As Robbie Burns said: 'The best-laid schemes o' mice an' men
Aft gang agley'
Actually, what he originally wrote was: 'The best-laid schemes o' mice an' men
Often go up the Swanee'
But he decided that readers wouldn't understand that, so he went with 'Aft gang agley'.
So here we sit, surrounded by boxes and packing cases, waiting for another week before we can depart!
I took the opportunity to prune a climbing rose which had not only become too large but had developed mildew. I took a pair of loppers to a stout branch and as I did so I saw that it was covered with brown limpet-like scales.
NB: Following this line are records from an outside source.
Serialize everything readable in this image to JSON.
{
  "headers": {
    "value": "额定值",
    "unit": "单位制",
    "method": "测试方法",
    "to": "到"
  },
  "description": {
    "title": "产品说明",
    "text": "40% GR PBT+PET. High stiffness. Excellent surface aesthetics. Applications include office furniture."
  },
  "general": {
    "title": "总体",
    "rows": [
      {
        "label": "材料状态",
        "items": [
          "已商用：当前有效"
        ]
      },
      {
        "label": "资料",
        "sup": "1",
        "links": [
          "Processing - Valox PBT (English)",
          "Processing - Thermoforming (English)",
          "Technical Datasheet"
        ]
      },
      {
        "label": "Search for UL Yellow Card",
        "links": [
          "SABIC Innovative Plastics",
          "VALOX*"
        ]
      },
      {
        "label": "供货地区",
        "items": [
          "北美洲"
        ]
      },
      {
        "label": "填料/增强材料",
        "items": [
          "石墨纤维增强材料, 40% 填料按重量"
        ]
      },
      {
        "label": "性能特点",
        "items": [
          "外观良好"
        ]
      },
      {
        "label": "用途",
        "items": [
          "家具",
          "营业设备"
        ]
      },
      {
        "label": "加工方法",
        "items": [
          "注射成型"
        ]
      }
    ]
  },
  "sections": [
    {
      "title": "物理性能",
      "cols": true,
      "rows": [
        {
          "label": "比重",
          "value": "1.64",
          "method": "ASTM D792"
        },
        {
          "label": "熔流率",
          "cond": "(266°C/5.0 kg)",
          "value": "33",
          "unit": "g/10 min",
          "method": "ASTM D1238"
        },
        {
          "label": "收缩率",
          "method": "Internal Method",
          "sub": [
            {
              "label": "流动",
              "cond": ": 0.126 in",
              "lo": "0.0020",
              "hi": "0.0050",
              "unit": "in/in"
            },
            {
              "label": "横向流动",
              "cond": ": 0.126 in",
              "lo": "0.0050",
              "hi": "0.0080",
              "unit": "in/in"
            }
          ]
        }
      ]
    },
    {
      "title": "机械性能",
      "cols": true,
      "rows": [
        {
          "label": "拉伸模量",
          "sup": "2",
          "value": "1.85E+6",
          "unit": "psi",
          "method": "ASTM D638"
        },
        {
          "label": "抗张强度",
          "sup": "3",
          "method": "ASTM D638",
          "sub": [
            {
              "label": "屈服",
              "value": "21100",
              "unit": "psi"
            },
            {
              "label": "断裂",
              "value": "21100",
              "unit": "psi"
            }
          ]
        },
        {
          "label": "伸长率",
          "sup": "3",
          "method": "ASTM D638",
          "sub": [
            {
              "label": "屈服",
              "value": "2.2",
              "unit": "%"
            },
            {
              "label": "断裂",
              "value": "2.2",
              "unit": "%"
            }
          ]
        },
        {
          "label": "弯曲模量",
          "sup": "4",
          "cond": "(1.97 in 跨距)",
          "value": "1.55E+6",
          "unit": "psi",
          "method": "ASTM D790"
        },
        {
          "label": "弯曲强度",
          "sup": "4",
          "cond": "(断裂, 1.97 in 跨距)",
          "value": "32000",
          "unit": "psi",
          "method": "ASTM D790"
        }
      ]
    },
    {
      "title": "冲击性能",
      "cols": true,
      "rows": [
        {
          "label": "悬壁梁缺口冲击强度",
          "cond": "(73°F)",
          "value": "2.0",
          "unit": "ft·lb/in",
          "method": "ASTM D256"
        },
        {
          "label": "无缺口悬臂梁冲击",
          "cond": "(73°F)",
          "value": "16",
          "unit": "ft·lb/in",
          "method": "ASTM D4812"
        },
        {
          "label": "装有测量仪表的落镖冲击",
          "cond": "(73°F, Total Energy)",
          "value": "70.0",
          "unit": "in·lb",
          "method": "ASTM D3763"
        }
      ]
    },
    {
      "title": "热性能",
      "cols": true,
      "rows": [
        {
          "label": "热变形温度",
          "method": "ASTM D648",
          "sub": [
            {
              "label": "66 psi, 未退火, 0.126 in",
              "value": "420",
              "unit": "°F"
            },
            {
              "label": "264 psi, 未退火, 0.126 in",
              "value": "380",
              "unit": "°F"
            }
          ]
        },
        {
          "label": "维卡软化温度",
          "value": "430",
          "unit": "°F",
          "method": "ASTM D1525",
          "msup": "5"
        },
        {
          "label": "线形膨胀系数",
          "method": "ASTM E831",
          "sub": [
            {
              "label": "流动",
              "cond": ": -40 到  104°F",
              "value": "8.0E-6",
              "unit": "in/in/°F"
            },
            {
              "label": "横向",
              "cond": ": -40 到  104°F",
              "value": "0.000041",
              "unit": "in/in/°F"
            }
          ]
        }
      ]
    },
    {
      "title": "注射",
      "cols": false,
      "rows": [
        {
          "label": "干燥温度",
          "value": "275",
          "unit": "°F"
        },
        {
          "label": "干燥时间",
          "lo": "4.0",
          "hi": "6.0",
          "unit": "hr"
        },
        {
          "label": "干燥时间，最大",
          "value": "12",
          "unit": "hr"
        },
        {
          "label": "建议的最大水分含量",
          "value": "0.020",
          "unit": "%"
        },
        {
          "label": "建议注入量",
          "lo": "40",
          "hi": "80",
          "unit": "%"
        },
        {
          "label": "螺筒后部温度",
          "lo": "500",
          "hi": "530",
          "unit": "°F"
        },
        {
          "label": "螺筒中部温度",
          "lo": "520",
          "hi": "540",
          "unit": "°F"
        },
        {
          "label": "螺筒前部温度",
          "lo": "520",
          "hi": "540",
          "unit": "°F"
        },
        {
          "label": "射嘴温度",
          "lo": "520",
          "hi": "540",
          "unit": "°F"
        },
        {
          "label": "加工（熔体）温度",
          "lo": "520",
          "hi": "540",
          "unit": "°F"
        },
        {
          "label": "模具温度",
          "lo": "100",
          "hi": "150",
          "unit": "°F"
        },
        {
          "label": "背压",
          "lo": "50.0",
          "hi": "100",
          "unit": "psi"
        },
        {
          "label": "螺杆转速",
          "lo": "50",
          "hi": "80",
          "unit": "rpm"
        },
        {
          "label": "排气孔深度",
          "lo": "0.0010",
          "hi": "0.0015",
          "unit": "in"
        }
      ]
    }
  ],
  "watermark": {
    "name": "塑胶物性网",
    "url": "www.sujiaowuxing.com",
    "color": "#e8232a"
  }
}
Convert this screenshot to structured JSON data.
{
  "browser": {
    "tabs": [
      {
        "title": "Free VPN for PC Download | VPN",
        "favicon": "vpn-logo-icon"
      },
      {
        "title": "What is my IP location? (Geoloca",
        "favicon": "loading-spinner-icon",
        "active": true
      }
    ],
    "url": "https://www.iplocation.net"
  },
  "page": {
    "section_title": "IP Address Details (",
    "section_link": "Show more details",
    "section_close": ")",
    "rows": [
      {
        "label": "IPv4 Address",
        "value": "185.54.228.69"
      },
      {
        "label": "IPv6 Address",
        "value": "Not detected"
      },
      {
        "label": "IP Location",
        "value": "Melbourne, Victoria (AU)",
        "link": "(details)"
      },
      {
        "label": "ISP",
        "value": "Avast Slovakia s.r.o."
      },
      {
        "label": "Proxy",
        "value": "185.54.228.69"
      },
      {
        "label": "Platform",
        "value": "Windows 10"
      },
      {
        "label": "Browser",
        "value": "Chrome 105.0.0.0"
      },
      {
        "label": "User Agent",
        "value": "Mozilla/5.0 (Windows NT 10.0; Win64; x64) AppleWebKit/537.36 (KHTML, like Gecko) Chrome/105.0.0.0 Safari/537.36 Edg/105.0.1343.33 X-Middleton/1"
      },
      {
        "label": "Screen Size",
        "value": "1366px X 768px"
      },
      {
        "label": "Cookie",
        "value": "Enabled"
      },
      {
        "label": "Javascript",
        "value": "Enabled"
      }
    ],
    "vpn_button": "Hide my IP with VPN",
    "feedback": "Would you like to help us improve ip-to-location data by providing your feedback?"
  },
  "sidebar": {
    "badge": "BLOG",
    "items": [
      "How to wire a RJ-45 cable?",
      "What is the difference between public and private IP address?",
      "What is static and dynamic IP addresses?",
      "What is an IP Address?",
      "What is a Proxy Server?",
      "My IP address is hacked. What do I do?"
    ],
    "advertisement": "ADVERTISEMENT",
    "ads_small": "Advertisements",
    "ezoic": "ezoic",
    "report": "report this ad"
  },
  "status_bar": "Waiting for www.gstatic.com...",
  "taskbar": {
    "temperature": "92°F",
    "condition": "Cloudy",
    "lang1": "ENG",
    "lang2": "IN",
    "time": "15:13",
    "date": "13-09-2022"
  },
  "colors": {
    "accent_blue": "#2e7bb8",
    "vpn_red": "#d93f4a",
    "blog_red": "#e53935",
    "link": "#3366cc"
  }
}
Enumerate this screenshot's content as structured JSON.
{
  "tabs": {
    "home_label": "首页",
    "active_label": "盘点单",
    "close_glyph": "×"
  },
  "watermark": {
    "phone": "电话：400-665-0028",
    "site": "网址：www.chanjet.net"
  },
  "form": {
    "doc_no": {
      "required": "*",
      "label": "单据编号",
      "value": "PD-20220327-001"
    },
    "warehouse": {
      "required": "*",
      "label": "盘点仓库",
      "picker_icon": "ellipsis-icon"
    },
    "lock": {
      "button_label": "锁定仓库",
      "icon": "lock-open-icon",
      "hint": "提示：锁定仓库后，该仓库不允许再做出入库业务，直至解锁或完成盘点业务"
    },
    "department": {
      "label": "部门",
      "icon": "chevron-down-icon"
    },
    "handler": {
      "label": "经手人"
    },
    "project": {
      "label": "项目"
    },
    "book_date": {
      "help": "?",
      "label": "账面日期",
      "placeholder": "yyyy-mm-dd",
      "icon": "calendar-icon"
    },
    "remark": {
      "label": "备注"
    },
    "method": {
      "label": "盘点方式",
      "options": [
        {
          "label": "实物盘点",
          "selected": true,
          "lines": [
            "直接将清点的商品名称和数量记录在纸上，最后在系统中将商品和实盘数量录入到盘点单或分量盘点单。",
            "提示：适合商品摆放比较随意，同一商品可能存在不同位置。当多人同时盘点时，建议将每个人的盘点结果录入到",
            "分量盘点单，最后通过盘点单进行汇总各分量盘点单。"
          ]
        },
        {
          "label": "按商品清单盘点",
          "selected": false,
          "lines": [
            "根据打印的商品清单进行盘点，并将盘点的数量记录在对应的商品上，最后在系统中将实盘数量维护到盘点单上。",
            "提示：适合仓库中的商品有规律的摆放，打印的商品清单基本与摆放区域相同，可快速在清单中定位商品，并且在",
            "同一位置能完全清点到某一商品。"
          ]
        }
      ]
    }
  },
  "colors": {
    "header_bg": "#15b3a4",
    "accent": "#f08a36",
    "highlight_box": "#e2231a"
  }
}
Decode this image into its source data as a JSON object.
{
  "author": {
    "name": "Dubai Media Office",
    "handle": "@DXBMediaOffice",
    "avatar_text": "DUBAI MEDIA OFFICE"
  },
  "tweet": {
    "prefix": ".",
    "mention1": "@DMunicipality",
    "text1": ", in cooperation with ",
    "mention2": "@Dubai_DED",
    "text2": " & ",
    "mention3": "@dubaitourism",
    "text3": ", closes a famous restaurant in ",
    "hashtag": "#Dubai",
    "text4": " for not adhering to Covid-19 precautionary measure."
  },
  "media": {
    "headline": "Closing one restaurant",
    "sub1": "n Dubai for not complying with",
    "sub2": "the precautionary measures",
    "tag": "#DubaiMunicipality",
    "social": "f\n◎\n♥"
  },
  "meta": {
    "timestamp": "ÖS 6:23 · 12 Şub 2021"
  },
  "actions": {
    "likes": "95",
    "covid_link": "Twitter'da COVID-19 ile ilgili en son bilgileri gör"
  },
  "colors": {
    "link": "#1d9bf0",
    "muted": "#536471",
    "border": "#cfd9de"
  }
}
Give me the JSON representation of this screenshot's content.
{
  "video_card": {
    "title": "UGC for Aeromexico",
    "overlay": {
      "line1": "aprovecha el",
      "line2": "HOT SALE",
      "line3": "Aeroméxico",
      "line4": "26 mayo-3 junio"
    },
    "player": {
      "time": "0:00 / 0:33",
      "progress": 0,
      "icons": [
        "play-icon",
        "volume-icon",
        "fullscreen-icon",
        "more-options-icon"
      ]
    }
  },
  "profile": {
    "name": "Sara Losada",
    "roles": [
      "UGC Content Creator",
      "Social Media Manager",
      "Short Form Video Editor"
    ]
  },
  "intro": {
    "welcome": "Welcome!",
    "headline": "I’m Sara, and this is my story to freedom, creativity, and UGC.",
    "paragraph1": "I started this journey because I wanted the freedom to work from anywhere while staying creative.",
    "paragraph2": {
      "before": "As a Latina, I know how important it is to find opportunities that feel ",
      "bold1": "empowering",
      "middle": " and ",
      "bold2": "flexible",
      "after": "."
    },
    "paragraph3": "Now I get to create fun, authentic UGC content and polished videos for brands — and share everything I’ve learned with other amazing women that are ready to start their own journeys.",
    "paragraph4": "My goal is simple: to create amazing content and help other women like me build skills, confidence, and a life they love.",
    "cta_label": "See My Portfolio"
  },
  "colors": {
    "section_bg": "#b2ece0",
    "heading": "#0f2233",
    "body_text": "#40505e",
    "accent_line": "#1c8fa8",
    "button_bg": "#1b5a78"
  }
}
This pest, known as European Fruit Lecanium (or simply Brown Scale insect), is very widespread but never apparently included on recording sheets by entomologists; perhaps it is too troublesome to spell. Parthenolecanium corni is certainly a mouthful.
|Parthenolecanium corni on rose branch.|
Byfield, 5 August, 2014
In fact, the conical brown excrescences are just the dead scales left by this insect, a bug belonging to the Coccidae. The species is more common on Pyracantha bushes but is known from several genera in the Rose Family. It could have been there for many months without me being aware of it.
Speaking of unawareness, earlier today I parked my car beneath an oak tree adjacent to the Village Hall. I must have passed the tree a couple of times every week for the past 8-9 years, say between 750 and 1000 times. I looked up into the branches and saw for the first time that it is a Turkey Oak. How embarrassing is that!
|The fruit of the Turkey Oak. Byfield, 6 August, 2014|
There really is no excuse. The 'cup' is covered in rather long, hooked spines and the smallish acorn is almost concealed among these outgrowths. This species, Quercus cerris, is a native of central and southern Europe and is widely planted. It can become a pest and efforts have been made to eradicate it from some areas.
I must keep my eyes open!